(Excerpts from an interface dataset)

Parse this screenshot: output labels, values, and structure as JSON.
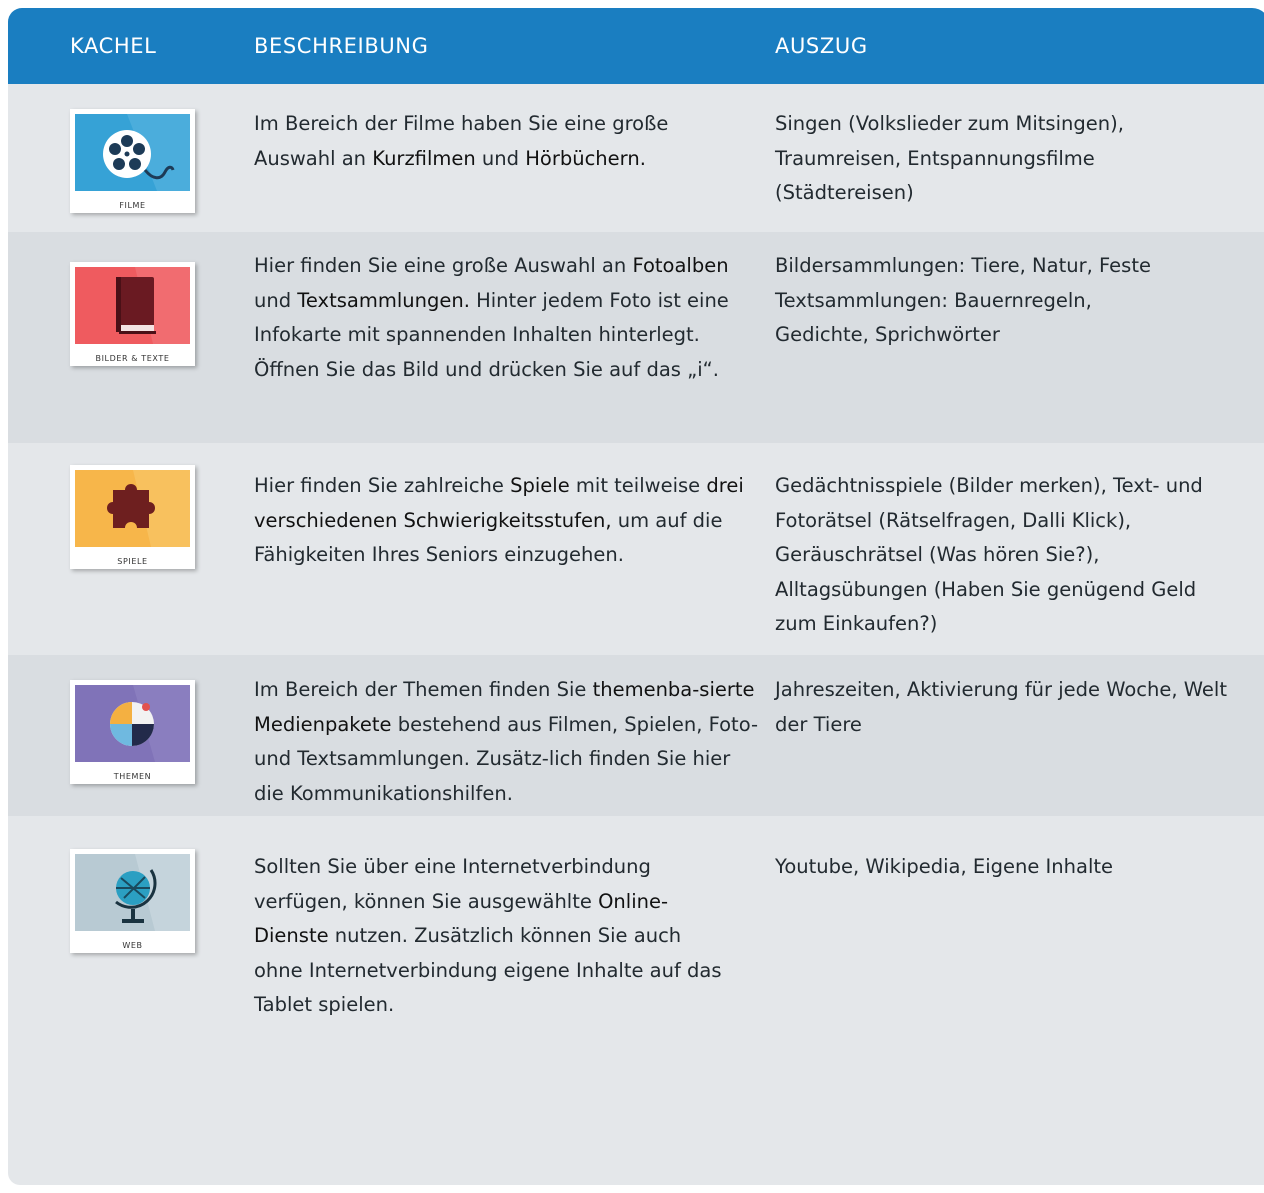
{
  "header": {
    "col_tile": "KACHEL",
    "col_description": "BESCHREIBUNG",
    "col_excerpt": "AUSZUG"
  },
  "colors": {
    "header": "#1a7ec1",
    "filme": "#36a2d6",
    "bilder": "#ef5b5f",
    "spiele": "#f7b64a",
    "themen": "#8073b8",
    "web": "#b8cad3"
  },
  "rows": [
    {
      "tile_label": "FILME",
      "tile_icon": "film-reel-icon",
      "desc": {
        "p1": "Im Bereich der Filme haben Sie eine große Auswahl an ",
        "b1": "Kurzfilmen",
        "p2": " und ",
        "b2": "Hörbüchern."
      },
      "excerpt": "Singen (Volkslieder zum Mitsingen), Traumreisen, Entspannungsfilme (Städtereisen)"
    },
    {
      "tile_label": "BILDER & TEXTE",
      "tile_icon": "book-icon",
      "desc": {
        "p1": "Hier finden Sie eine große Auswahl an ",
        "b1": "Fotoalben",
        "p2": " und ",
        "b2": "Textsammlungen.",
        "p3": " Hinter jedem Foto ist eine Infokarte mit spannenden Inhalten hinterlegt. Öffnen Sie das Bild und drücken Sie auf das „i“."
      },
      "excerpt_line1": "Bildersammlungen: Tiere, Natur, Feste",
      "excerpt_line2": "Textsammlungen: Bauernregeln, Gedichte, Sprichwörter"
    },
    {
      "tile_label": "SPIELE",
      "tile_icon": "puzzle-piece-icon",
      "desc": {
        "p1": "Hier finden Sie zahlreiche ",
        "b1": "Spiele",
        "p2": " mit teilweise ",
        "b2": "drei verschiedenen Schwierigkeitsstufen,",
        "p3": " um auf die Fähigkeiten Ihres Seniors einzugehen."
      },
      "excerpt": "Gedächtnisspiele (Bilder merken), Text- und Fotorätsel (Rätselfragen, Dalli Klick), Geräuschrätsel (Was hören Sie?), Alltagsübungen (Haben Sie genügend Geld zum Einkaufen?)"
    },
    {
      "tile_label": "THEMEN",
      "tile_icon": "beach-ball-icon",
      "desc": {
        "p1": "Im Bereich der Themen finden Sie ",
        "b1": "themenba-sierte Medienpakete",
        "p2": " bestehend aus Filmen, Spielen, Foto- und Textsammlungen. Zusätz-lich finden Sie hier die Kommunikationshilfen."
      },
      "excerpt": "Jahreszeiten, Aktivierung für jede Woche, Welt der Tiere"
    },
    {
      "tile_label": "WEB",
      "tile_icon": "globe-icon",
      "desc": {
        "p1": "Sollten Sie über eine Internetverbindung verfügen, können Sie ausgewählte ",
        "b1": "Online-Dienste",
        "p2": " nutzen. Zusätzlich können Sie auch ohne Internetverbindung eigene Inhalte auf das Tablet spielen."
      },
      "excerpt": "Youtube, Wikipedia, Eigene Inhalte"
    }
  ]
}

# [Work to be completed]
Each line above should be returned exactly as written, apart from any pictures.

# [Solution for this exercise]
Parse this screenshot: output labels, values, and structure as JSON.
{
  "header": {
    "col_tile": "KACHEL",
    "col_description": "BESCHREIBUNG",
    "col_excerpt": "AUSZUG"
  },
  "colors": {
    "header": "#1a7ec1",
    "filme": "#36a2d6",
    "bilder": "#ef5b5f",
    "spiele": "#f7b64a",
    "themen": "#8073b8",
    "web": "#b8cad3"
  },
  "rows": [
    {
      "tile_label": "FILME",
      "tile_icon": "film-reel-icon",
      "desc": {
        "p1": "Im Bereich der Filme haben Sie eine große Auswahl an ",
        "b1": "Kurzfilmen",
        "p2": " und ",
        "b2": "Hörbüchern."
      },
      "excerpt": "Singen (Volkslieder zum Mitsingen), Traumreisen, Entspannungsfilme (Städtereisen)"
    },
    {
      "tile_label": "BILDER & TEXTE",
      "tile_icon": "book-icon",
      "desc": {
        "p1": "Hier finden Sie eine große Auswahl an ",
        "b1": "Fotoalben",
        "p2": " und ",
        "b2": "Textsammlungen.",
        "p3": " Hinter jedem Foto ist eine Infokarte mit spannenden Inhalten hinterlegt. Öffnen Sie das Bild und drücken Sie auf das „i“."
      },
      "excerpt_line1": "Bildersammlungen: Tiere, Natur, Feste",
      "excerpt_line2": "Textsammlungen: Bauernregeln, Gedichte, Sprichwörter"
    },
    {
      "tile_label": "SPIELE",
      "tile_icon": "puzzle-piece-icon",
      "desc": {
        "p1": "Hier finden Sie zahlreiche ",
        "b1": "Spiele",
        "p2": " mit teilweise ",
        "b2": "drei verschiedenen Schwierigkeitsstufen,",
        "p3": " um auf die Fähigkeiten Ihres Seniors einzugehen."
      },
      "excerpt": "Gedächtnisspiele (Bilder merken), Text- und Fotorätsel (Rätselfragen, Dalli Klick), Geräuschrätsel (Was hören Sie?), Alltagsübungen (Haben Sie genügend Geld zum Einkaufen?)"
    },
    {
      "tile_label": "THEMEN",
      "tile_icon": "beach-ball-icon",
      "desc": {
        "p1": "Im Bereich der Themen finden Sie ",
        "b1": "themenba-sierte Medienpakete",
        "p2": " bestehend aus Filmen, Spielen, Foto- und Textsammlungen. Zusätz-lich finden Sie hier die Kommunikationshilfen."
      },
      "excerpt": "Jahreszeiten, Aktivierung für jede Woche, Welt der Tiere"
    },
    {
      "tile_label": "WEB",
      "tile_icon": "globe-icon",
      "desc": {
        "p1": "Sollten Sie über eine Internetverbindung verfügen, können Sie ausgewählte ",
        "b1": "Online-Dienste",
        "p2": " nutzen. Zusätzlich können Sie auch ohne Internetverbindung eigene Inhalte auf das Tablet spielen."
      },
      "excerpt": "Youtube, Wikipedia, Eigene Inhalte"
    }
  ]
}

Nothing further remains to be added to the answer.